Anglicans, schisms and homosexuality
I was having a read of this article about the latest Anglican shall-we-split-over-homosexuality antics, by NT Wright. I was a little surprised to see him misquote Acts 27:30-31 in the first line (he says "soldiers" when it should be "sailors"). But the article makes for sad reading in general. It seems the schismatics are at it again: In the Anglican church there seems to be a core group who would like nothing better to split their church. It seems to me (as an outside observer) that several of them are out for their own gain and have been quite pleased with the power and influence that stirring up conflict has already brought them, and they can see even more power on the horizon if they manage to split off a faction of the Anglican church and gain full control of it.
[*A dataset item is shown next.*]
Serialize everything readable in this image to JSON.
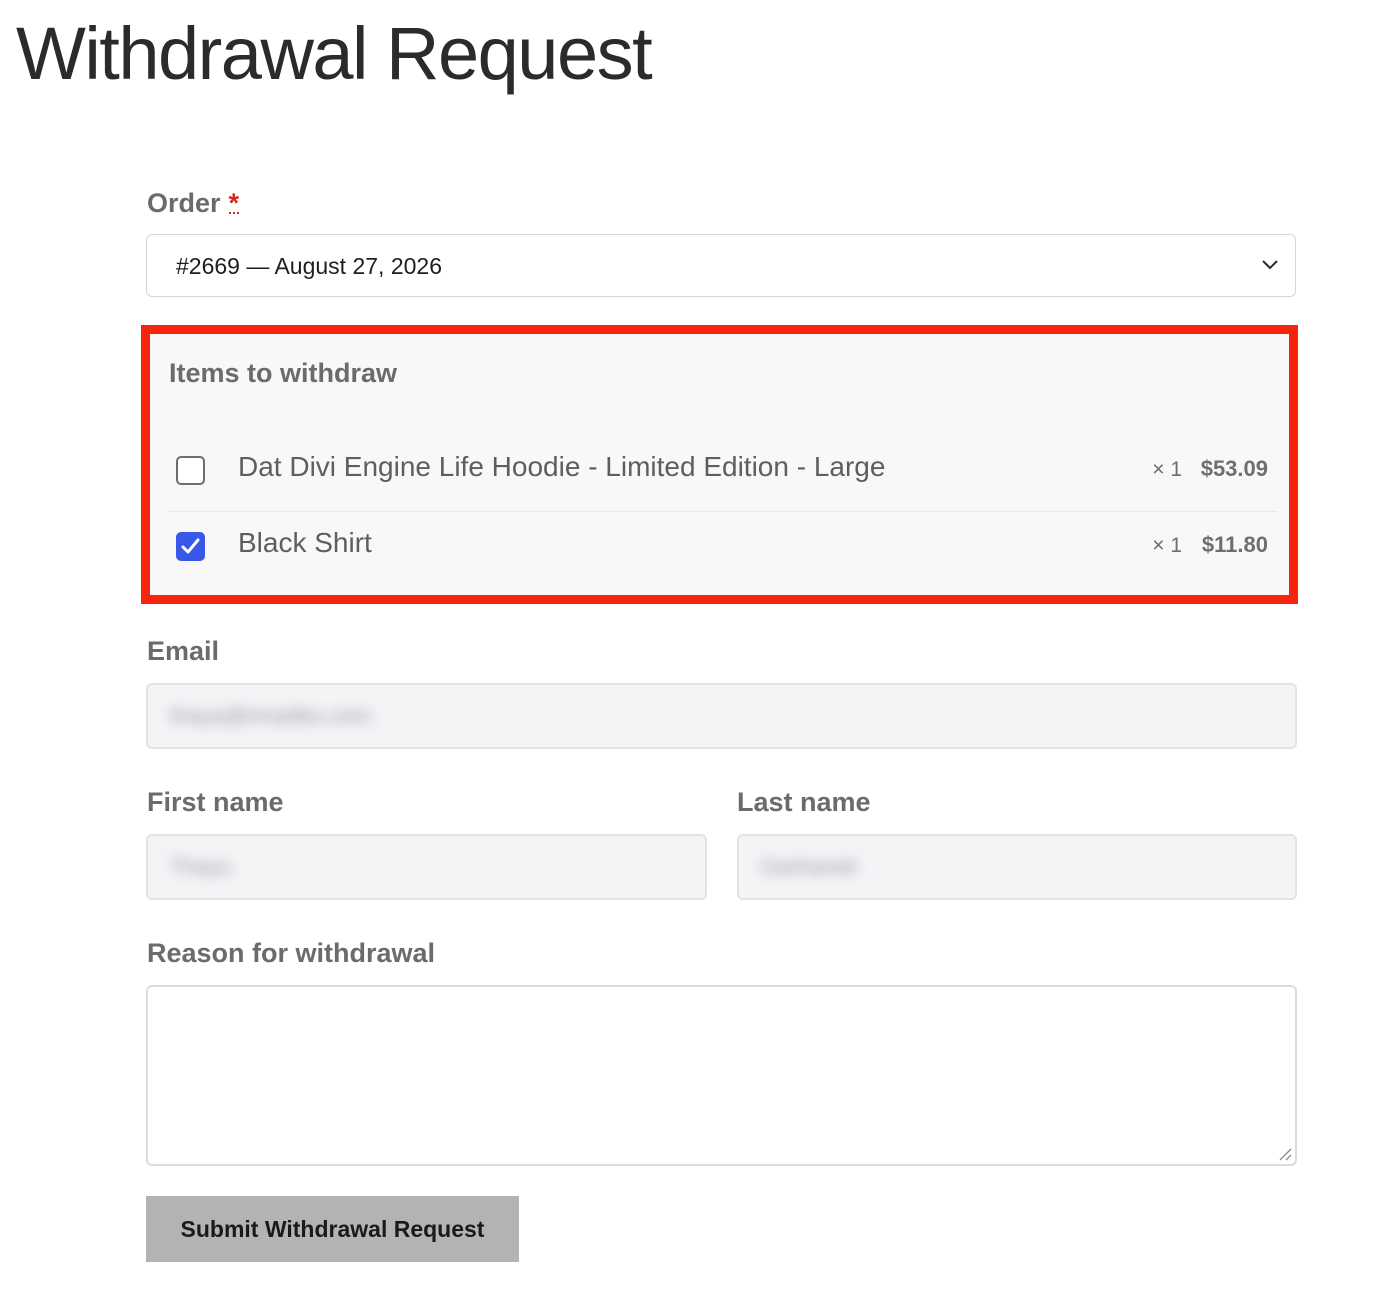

What some of this group is doing with the power they already have is deeply disturbing too. Peter Akinola, one of the leaders of the faction, in 2006 responded to Muslim violence against Christians in his country by announcing in his capacity as a Christian leader of Nigeria that "May we at this stage remind our Muslim brothers that they do not have the monopoly of violence in this nation." Eighty Muslims were killed by 'Christians' in a subsequent backlash. I can only wonder why he has not been stripped of his rank and excommunicated from the church for this... He clearly knows nothing of biblical teachings of love, and so his attempts to "correct" others on issues of biblical morality are laughable.
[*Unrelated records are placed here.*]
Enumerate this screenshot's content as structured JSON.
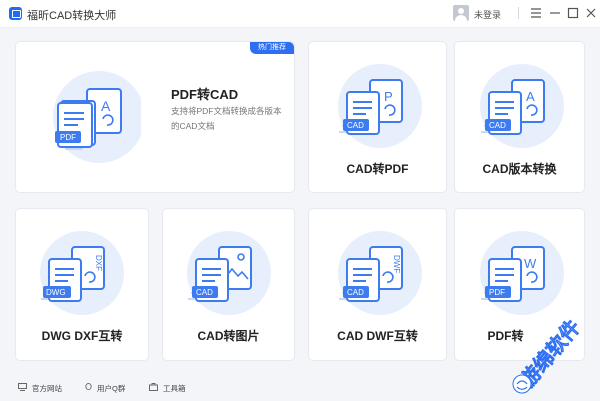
{
  "app": {
    "title": "福昕CAD转换大师"
  },
  "header": {
    "login_label": "未登录"
  },
  "featured": {
    "title": "PDF转CAD",
    "description": "支持将PDF文档转换成各版本的CAD文档",
    "badge": "热门推荐",
    "doc_tag": "PDF",
    "doc_letter": "A"
  },
  "tools": [
    {
      "label": "CAD转PDF",
      "doc_tag": "CAD",
      "doc_letter": "P"
    },
    {
      "label": "CAD版本转换",
      "doc_tag": "CAD",
      "doc_letter": "A"
    },
    {
      "label": "DWG DXF互转",
      "doc_tag": "DWG",
      "doc_letter": "DXF"
    },
    {
      "label": "CAD转图片",
      "doc_tag": "CAD",
      "doc_letter": ""
    },
    {
      "label": "CAD DWF互转",
      "doc_tag": "CAD",
      "doc_letter": "DWF"
    },
    {
      "label": "PDF转",
      "doc_tag": "PDF",
      "doc_letter": "W"
    }
  ],
  "footer": {
    "links": [
      "官方网站",
      "用户Q群",
      "工具箱"
    ]
  },
  "watermark": {
    "text": "游绵软件"
  },
  "colors": {
    "accent": "#2e6ff2",
    "icon_bg": "#e7effd",
    "doc_blue": "#3d7bf0"
  }
}
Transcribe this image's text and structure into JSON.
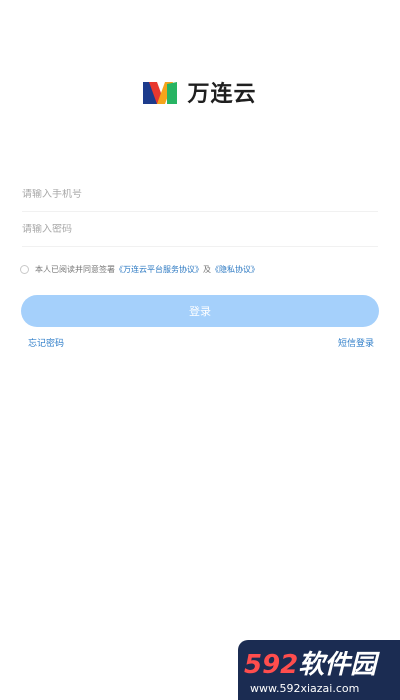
{
  "app": {
    "name": "万连云"
  },
  "login": {
    "phone_placeholder": "请输入手机号",
    "password_placeholder": "请输入密码",
    "agreement_prefix": "本人已阅读并同意签署",
    "service_agreement": "《万连云平台服务协议》",
    "agreement_and": "及",
    "privacy_agreement": "《隐私协议》",
    "submit_label": "登录",
    "forgot_label": "忘记密码",
    "sms_label": "短信登录"
  },
  "watermark": {
    "number": "592",
    "chinese": "软件园",
    "url": "www.592xiazai.com"
  },
  "colors": {
    "accent": "#a5d0fb",
    "link": "#2f7ec9",
    "watermark_bg": "#1b2c52",
    "watermark_number": "#ff4d4d"
  }
}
What I do not understand in this debate is the schismatic faction's strength of feeling on this issue. The number of times homosexuality is mentioned in the bible can be counted on the fingers of one hand. Another issue that occurs in the bible about as often - remarriage after divorce being adultery - was recently deemed acceptable by a general Anglican council without remotely the same degree of hue and cry. Apparently it is okay for people to live in committed adulterous relationships and for these to be sanctioned by the church, but it is apparently a matter of church-splitting importance if people live in committed homosexual relationships. I see a double-standard there. This group seems upset over the issue of homosexuality to an extent that is neither justified by the biblical texts nor logically consistent with their strength of feeling on other issues.
Honestly, I can only conclude that they are homophobic, lacking rational motivation for the degree of opposition on the issue but rather seriously affected by their emotions about it. Peter Akinola again comes to mind, as he has led a major movement in Nigeria against homosexuality and attempted to criminalize it. Perhaps someone might think that given the African Aids crisis he was acting out of concern for people and trying to prevent the spread of Aids, yet the statistics show that it is actually amorous heterosexual relationships that are the problem. The issue of homosexuality just seems to be one that gets people emotional in a way that other questions of divorce-and-remarriage don't. Even among non-Christians, I've observed people get far more vocal and have much stronger feelings about homosexuality than about many other issues. Something about it causes people to feel strongly (pro or con) in a way that other seemingly similar issues don't, and to be honest I'm not sure why this is.
As with all issues this one is often clouded by emotion. A lot of people make up their minds before studying the issue carefully and looking at the evidence. I find a lot of those Christians I talk to who feel strongly (pro or con) about the issue have only the tiniest acquaintance with what the bible says on the subject, virtually no grasp of relevant moral philosophical concepts, and little to no skill or training in careful exegesis of biblical passages. It is my experience and observation that, generally speaking, the majority of the most vocal and firm Christian advocates against homosexuality come from a demographic consisting of under-informed laymen. By contrast, the anecdotal evidence that has come to my attention shows that of those who have been through seminaries (and are thus, hopefully, somewhat more intelligent, more expert in exegeting the bible, and better at understanding moral philosophy than the average pew-sitter) the majority think homosexuality is okay. In my own city it seems to be the case that a few parishes contain a small group of people influential within the congregation who have decided to take a stand against homosexuality and they have told the remainder of their congregation that homosexuality is unbiblical and the rest of their congregation has unquestioningly accepted what they have been taught.
I'm a theologian-philosopher who has studied the biblical, exegetical, philosophical and theological issues carefully for years and concluded that homosexuality is definitely okay. (In fact I would go so far as to say that attempting to suppress or condemn homosexuality could be reasonably classed as un-Christian.) Yet time after time in discussion with lay Christians who are convinced the Christian and biblical position is to be against homosexuality (because their Pastor told them so, and pointed to a verse in the bible) I find that they simply know nothing of the issues that need to be considered before coming to any sort of conclusion. Time and again, they have simply believed others who sounded plausible and feel strongly about an issue they know virtually nothing about and are totally unqualified to have an opinion on.